:: REQUIREMENT ::
Every entry below should be written out exactly, and no image should appear.

:: THE RECORDS ::
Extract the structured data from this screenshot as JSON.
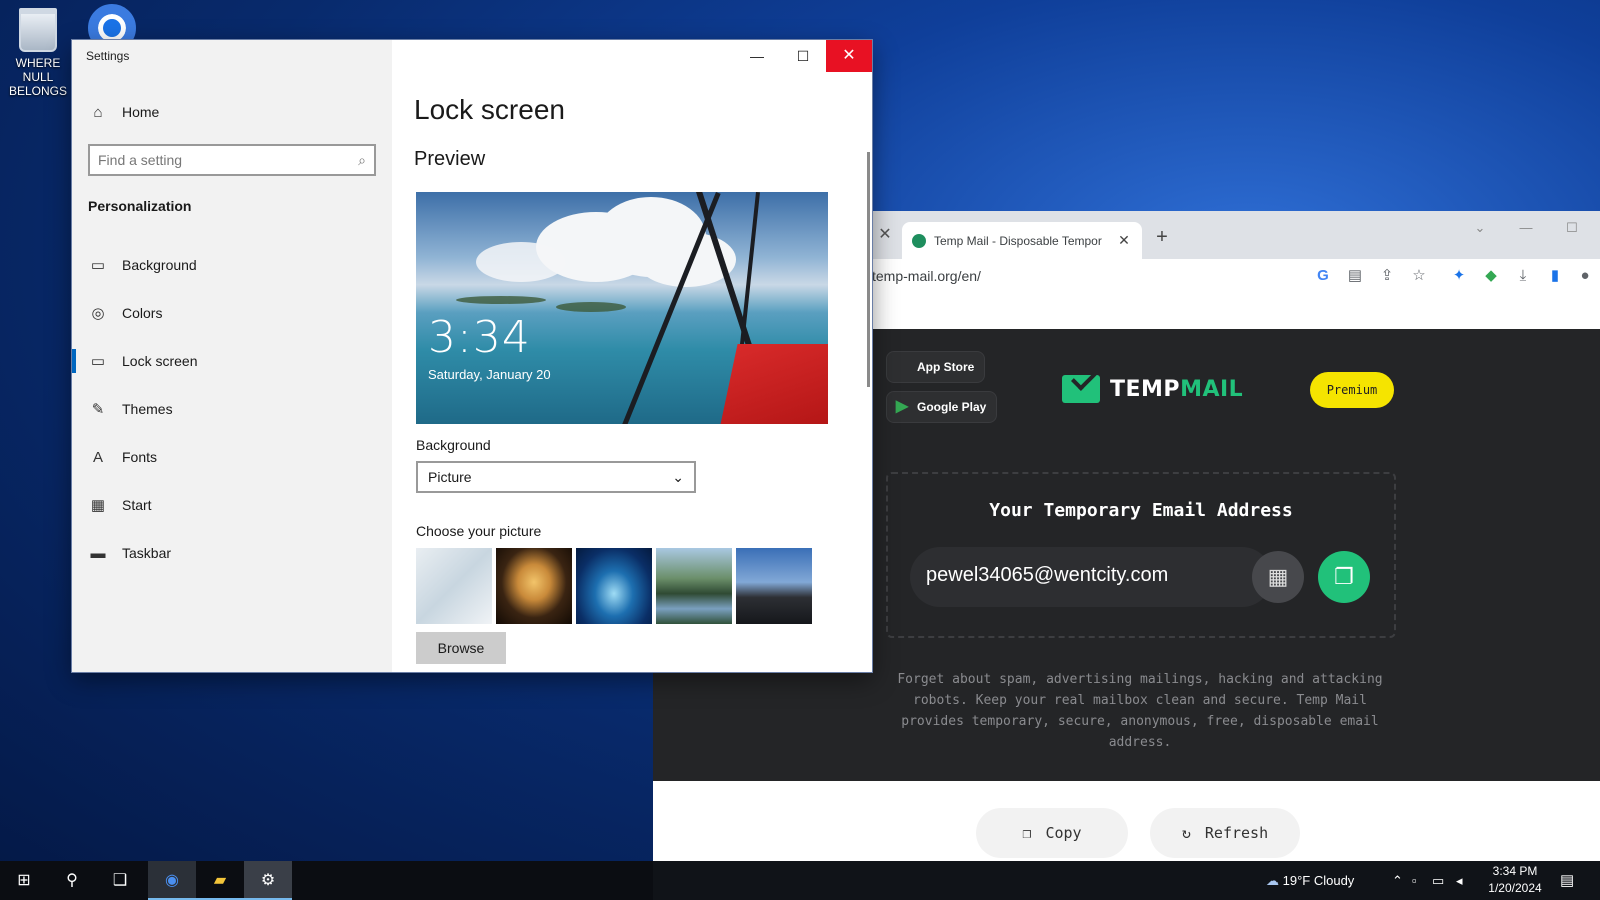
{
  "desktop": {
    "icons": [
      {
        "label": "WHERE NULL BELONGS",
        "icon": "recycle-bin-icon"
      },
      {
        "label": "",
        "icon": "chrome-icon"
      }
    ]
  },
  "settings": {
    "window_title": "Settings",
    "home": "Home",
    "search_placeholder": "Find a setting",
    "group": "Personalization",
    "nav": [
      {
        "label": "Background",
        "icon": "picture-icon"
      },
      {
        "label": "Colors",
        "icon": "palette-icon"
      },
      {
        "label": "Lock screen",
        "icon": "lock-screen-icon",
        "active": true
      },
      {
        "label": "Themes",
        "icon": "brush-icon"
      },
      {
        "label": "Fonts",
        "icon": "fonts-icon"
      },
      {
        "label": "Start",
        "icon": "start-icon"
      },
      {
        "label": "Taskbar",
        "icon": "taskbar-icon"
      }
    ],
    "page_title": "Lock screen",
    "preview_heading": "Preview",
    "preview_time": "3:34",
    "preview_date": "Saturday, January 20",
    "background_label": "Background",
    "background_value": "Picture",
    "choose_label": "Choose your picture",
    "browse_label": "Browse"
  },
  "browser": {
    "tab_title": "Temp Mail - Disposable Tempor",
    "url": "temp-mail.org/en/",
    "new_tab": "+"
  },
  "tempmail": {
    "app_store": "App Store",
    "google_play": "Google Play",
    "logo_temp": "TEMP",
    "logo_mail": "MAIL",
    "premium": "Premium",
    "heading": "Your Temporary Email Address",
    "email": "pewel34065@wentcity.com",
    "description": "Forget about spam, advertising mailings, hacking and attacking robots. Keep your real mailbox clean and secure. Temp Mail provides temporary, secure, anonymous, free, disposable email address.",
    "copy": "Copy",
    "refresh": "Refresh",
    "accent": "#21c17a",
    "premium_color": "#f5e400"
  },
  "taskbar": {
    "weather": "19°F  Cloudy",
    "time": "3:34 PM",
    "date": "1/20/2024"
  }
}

:: OUTPUT OF THE EXERCISE ::
Extract the structured data from this screenshot as JSON.
{
  "desktop": {
    "icons": [
      {
        "label": "WHERE NULL BELONGS",
        "icon": "recycle-bin-icon"
      },
      {
        "label": "",
        "icon": "chrome-icon"
      }
    ]
  },
  "settings": {
    "window_title": "Settings",
    "home": "Home",
    "search_placeholder": "Find a setting",
    "group": "Personalization",
    "nav": [
      {
        "label": "Background",
        "icon": "picture-icon"
      },
      {
        "label": "Colors",
        "icon": "palette-icon"
      },
      {
        "label": "Lock screen",
        "icon": "lock-screen-icon",
        "active": true
      },
      {
        "label": "Themes",
        "icon": "brush-icon"
      },
      {
        "label": "Fonts",
        "icon": "fonts-icon"
      },
      {
        "label": "Start",
        "icon": "start-icon"
      },
      {
        "label": "Taskbar",
        "icon": "taskbar-icon"
      }
    ],
    "page_title": "Lock screen",
    "preview_heading": "Preview",
    "preview_time": "3:34",
    "preview_date": "Saturday, January 20",
    "background_label": "Background",
    "background_value": "Picture",
    "choose_label": "Choose your picture",
    "browse_label": "Browse"
  },
  "browser": {
    "tab_title": "Temp Mail - Disposable Tempor",
    "url": "temp-mail.org/en/",
    "new_tab": "+"
  },
  "tempmail": {
    "app_store": "App Store",
    "google_play": "Google Play",
    "logo_temp": "TEMP",
    "logo_mail": "MAIL",
    "premium": "Premium",
    "heading": "Your Temporary Email Address",
    "email": "pewel34065@wentcity.com",
    "description": "Forget about spam, advertising mailings, hacking and attacking robots. Keep your real mailbox clean and secure. Temp Mail provides temporary, secure, anonymous, free, disposable email address.",
    "copy": "Copy",
    "refresh": "Refresh",
    "accent": "#21c17a",
    "premium_color": "#f5e400"
  },
  "taskbar": {
    "weather": "19°F  Cloudy",
    "time": "3:34 PM",
    "date": "1/20/2024"
  }
}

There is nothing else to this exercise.